The most commonly available social data concern workforce gender diversity, health and safety, product recalls, and human rights policies. But data quality remains sketchy. For example, the fact that a company has a human rights policy doesn’t mean it is a good policy or well implemented.
It’s also difficult to compare social metrics across companies and industries. Unlike carbon footprints and governance standards, which can be easily compared across companies or sectors, social issues differ across industries.
In the apparel industry, for example, key issues include forced or child labor, the proportion of employees covered by trade unions or bargaining agreements, grievance reporting mechanisms, and supplier codes of conduct.
In retail banking, predatory lending is a big social concern, along with access to services for customers from lower-income backgrounds, privacy and data security, and fines levied for regulatory breaches. Food and beverage companies should be judged on product quality and recalls, investment in safety and quality systems, and production time lost because of workplace injury or safety incidents.

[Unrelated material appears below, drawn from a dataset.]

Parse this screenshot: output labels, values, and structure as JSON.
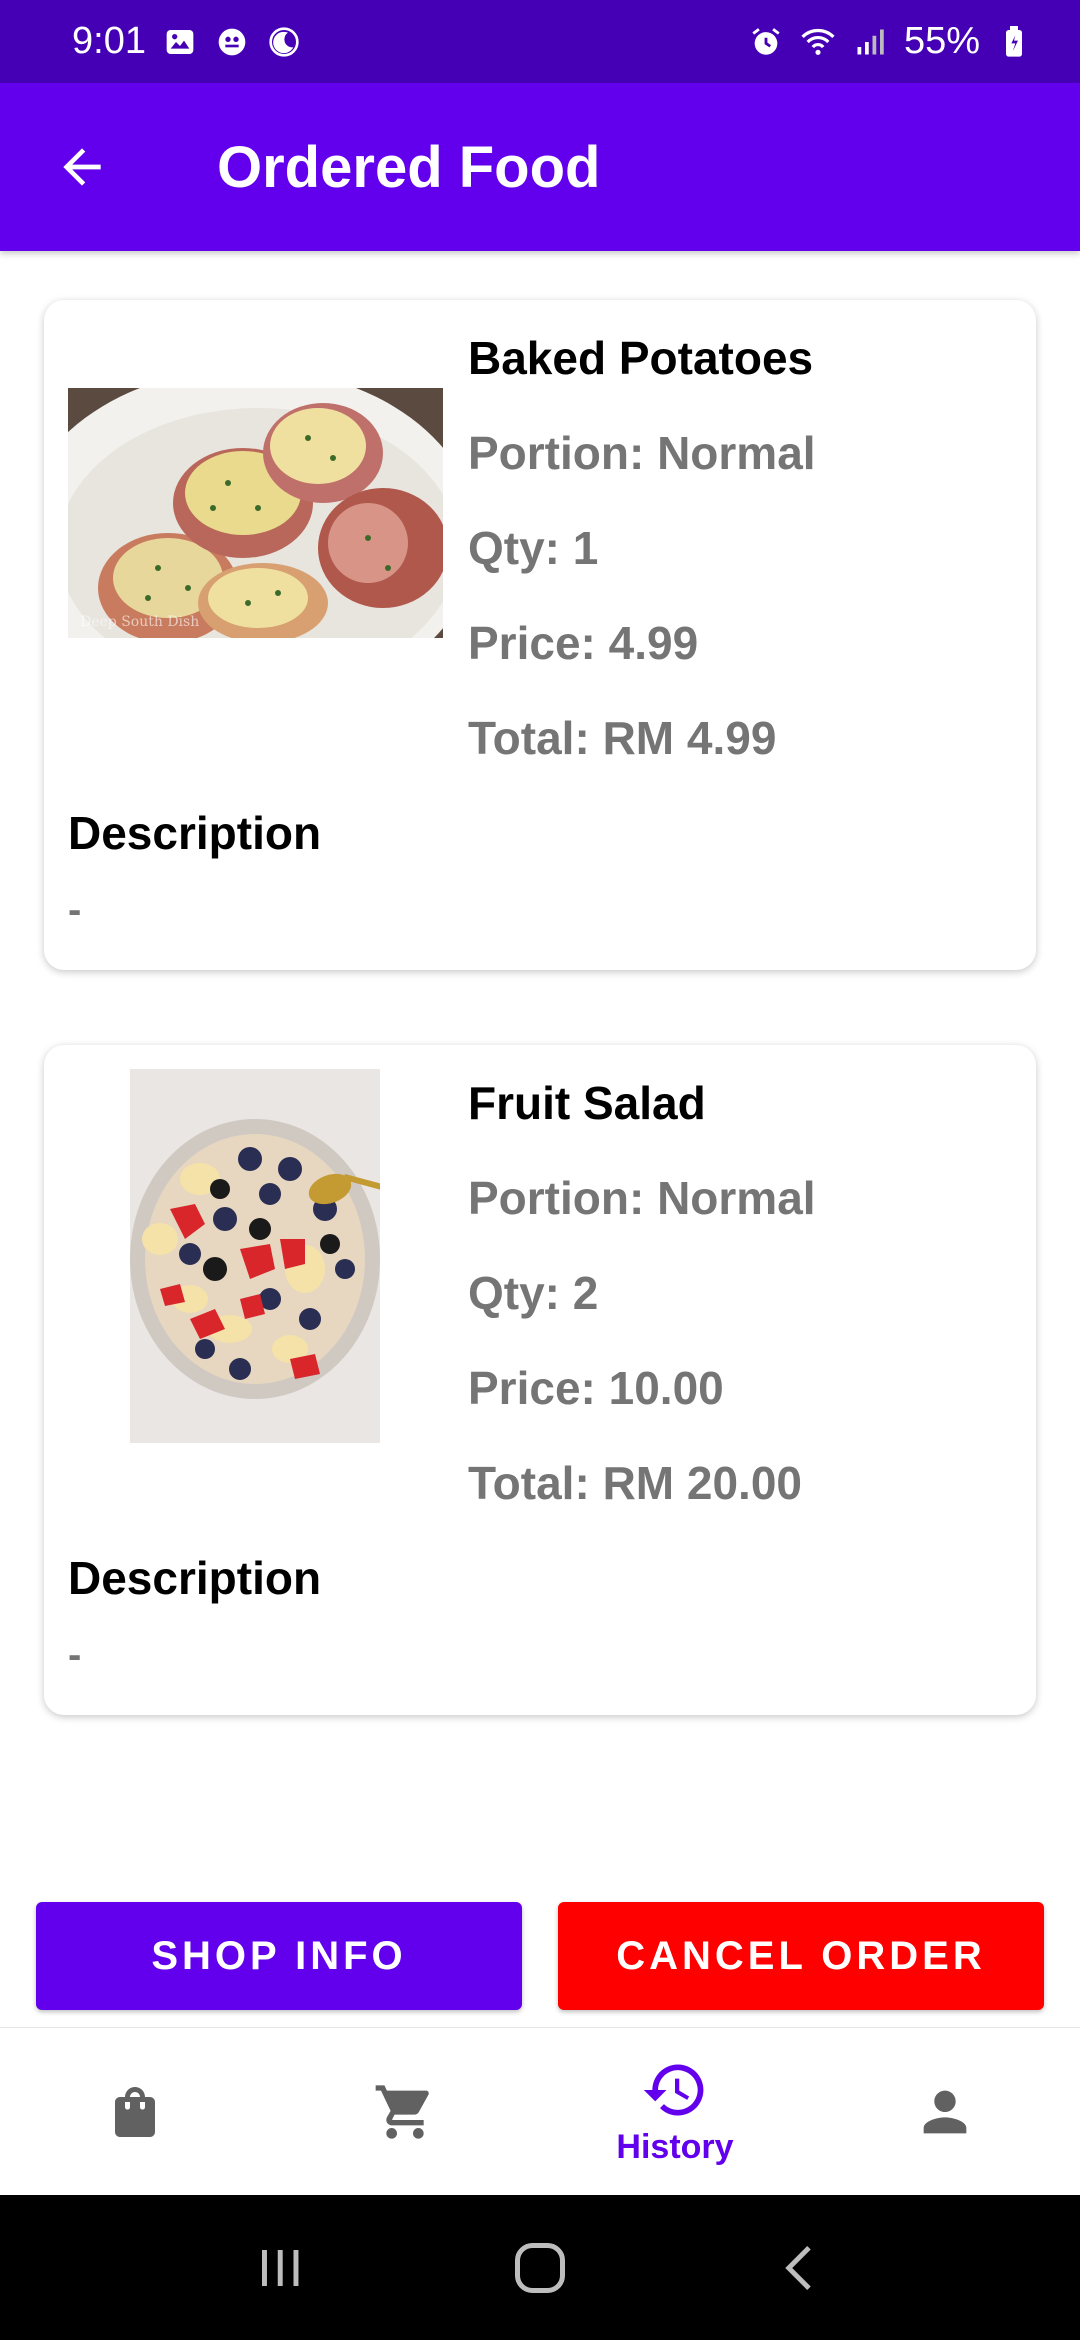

These issues will gain more prominence because official scrutiny of “S” factors is increasing steadily.
Investors Face a Tsunami of “S”-Related Legislation

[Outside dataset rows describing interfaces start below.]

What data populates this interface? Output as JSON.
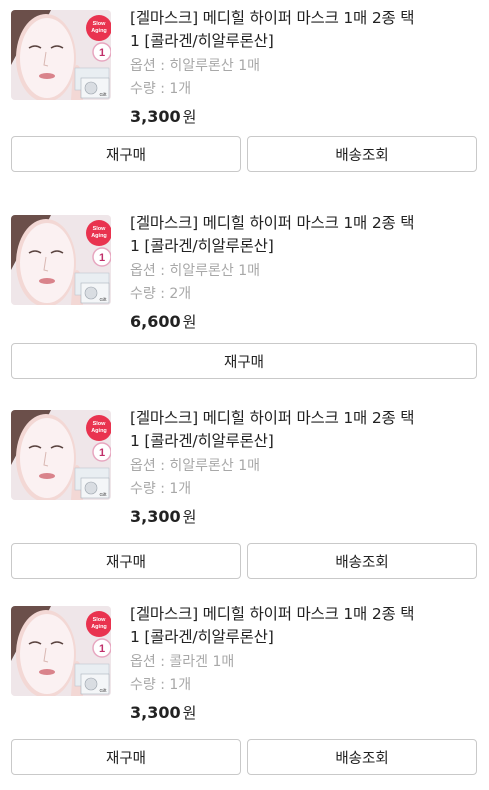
{
  "orders": [
    {
      "title_line1": "[겔마스크] 메디힐 하이퍼 마스크 1매 2종 택",
      "title_line2": "1 [콜라겐/히알루론산]",
      "option": "옵션 : 히알루론산 1매",
      "quantity": "수량 : 1개",
      "price": "3,300",
      "currency": "원",
      "reorder_label": "재구매",
      "tracking_label": "배송조회"
    },
    {
      "title_line1": "[겔마스크] 메디힐 하이퍼 마스크 1매 2종 택",
      "title_line2": "1 [콜라겐/히알루론산]",
      "option": "옵션 : 히알루론산 1매",
      "quantity": "수량 : 2개",
      "price": "6,600",
      "currency": "원",
      "reorder_label": "재구매"
    },
    {
      "title_line1": "[겔마스크] 메디힐 하이퍼 마스크 1매 2종 택",
      "title_line2": "1 [콜라겐/히알루론산]",
      "option": "옵션 : 히알루론산 1매",
      "quantity": "수량 : 1개",
      "price": "3,300",
      "currency": "원",
      "reorder_label": "재구매",
      "tracking_label": "배송조회"
    },
    {
      "title_line1": "[겔마스크] 메디힐 하이퍼 마스크 1매 2종 택",
      "title_line2": "1 [콜라겐/히알루론산]",
      "option": "옵션 : 콜라겐 1매",
      "quantity": "수량 : 1개",
      "price": "3,300",
      "currency": "원",
      "reorder_label": "재구매",
      "tracking_label": "배송조회"
    }
  ],
  "thumbnail": {
    "badge_text_line1": "Slow",
    "badge_text_line2": "Aging",
    "badge_number": "1",
    "pack_label": "Gift",
    "colors": {
      "skin": "#f3d8d5",
      "mask": "#fbf6f7",
      "badge": "#e9334f",
      "lips": "#d9838b"
    }
  }
}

Our research shows that, between 2011 and 2022, key Western governments and quasi-governments took 23 significant actions—such as introducing legislation or guiding principles and holding parliamentary inquiries—to curb forced labor and human rights abuses. Most actions (17) took place in the second half of that period.

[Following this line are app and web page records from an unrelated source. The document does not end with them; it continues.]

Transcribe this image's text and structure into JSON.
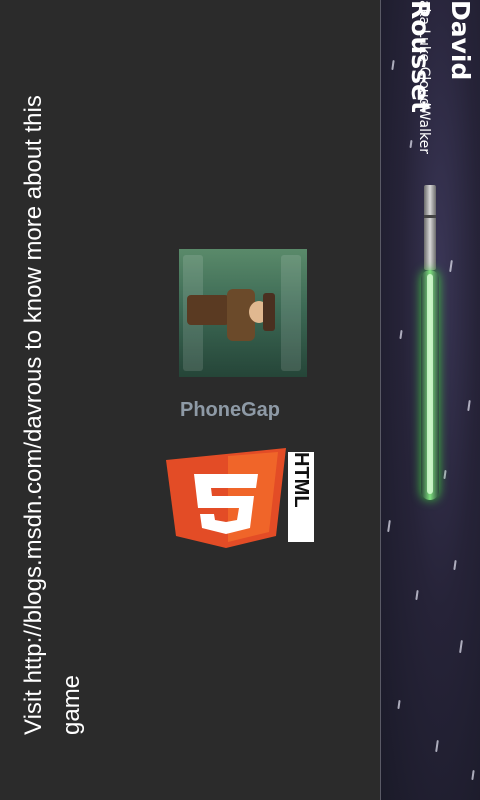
{
  "header": {
    "title": "David Rousset",
    "subtitle": "aka Luke CloudWalker"
  },
  "logos": {
    "game_thumbnail_icon": "adventurer-character-icon",
    "phonegap_text": "PhoneGap",
    "html5_text": "HTML",
    "html5_shield_icon": "html5-shield-icon",
    "html5_accent": "#e34c26"
  },
  "message": "Visit http://blogs.msdn.com/davrous to know more about this game",
  "colors": {
    "background": "#2b2b2b",
    "banner": "#262338",
    "saber_blade": "#7fe07f",
    "text": "#ffffff",
    "phonegap": "#8e9aa6"
  }
}
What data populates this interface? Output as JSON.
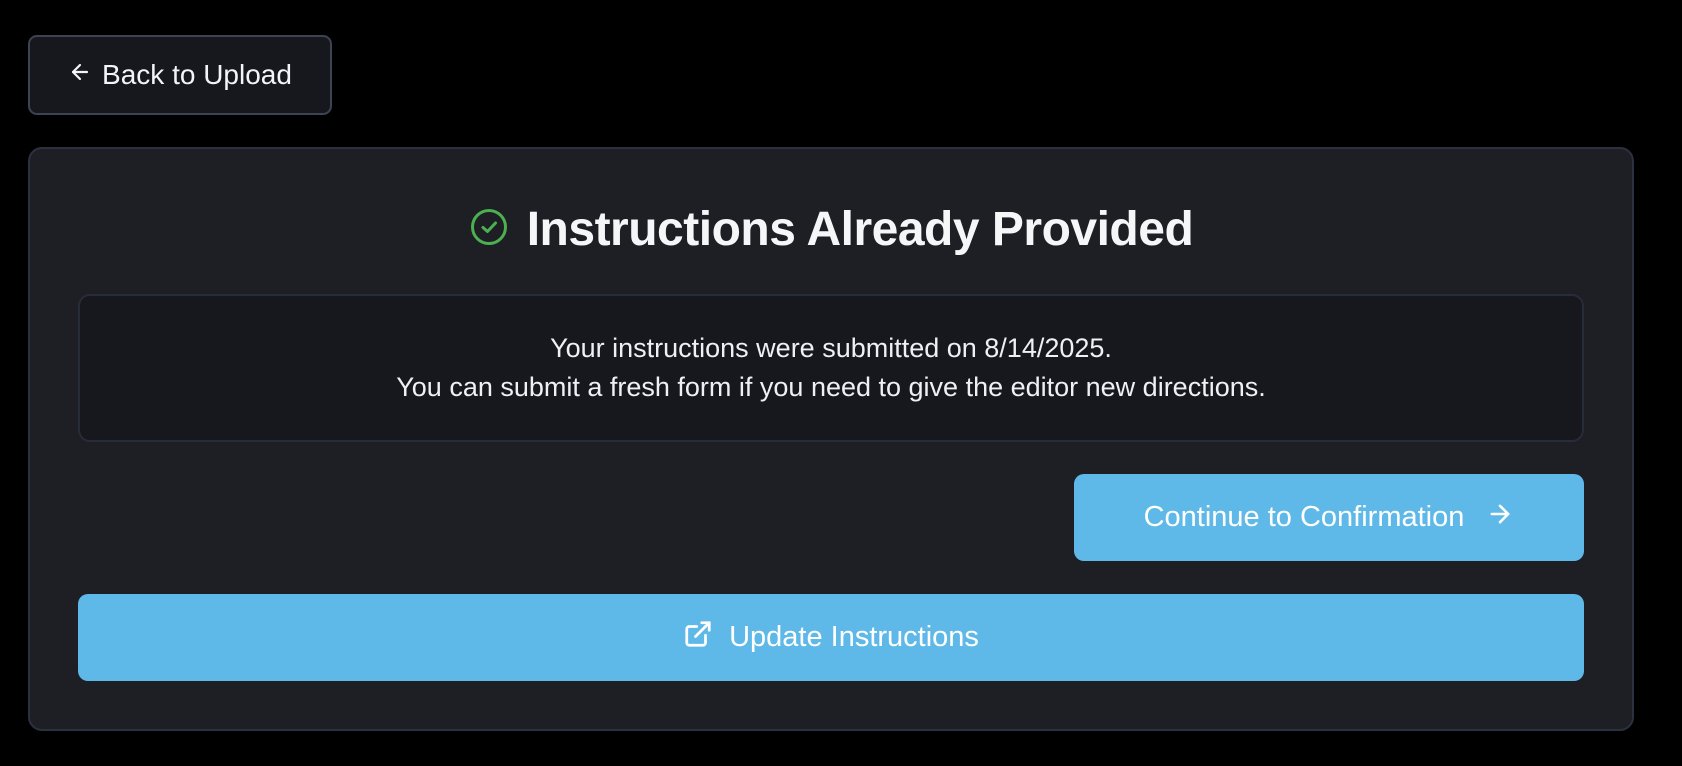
{
  "back_button": {
    "label": "Back to Upload",
    "icon": "arrow-left-icon"
  },
  "card": {
    "title": "Instructions Already Provided",
    "title_icon": "check-circle-icon",
    "info": {
      "line1": "Your instructions were submitted on 8/14/2025.",
      "line2": "You can submit a fresh form if you need to give the editor new directions."
    },
    "continue_button": {
      "label": "Continue to Confirmation",
      "icon": "arrow-right-icon"
    },
    "update_button": {
      "label": "Update Instructions",
      "icon": "external-link-icon"
    }
  },
  "colors": {
    "background": "#000000",
    "card": "#1e1f24",
    "accent": "#5fb9e8",
    "success": "#4caf50"
  }
}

This slow-moving tsunami of legislation will force companies to carry out and report due diligence in their operations and supply chains. Government moves to ban products made with forced labor are already underway in the US and will soon be followed by the European Union.
Grassroots awareness of social issues is becoming more vocal. COVID-19 highlighted the inequality of vaccine distribution and the strain on healthcare, while supply chain disruptions caused by the pandemic and by the war in Ukraine have shed light on challenging conditions in some export-producing countries. Rising inflation and the cost-of-living crisis are increasing public awareness of social issues.
Investors, in our view, should take two steps to accommodate the growing importance of “S” factors in their portfolios.
Data Science and Qualitative Analysis Can Drive Insights
The first is to address issues of data quality and availability. Where data are available, their materiality for various industries should be mapped appropriately. Then, data science and qualitative analysis can help drive better insights.
For example, specialized third-party providers may have more in-depth knowledge of “S” factors than in-house securities analysts, but they typically cover fewer companies. Using data science, investors can access new data sources with the help of artificial intelligence.
Understanding the data is important to avoid drawing false conclusions. “S” controversies are more common in some industries, such as autos. But don’t assume that industries with less data have a correspondingly low level of controversies. Similarly, fundamental research can verify that a company’s human rights policy is effective and appropriately implemented.
Three Dimensions to Understanding “S” Issues
The second step is to develop a research framework that can identify key “S”-related risks and opportunities.
We have identified three broad themes to help investors make sense of the evolving “S” investment environment: a changing world, a just world and a healthy world (Display).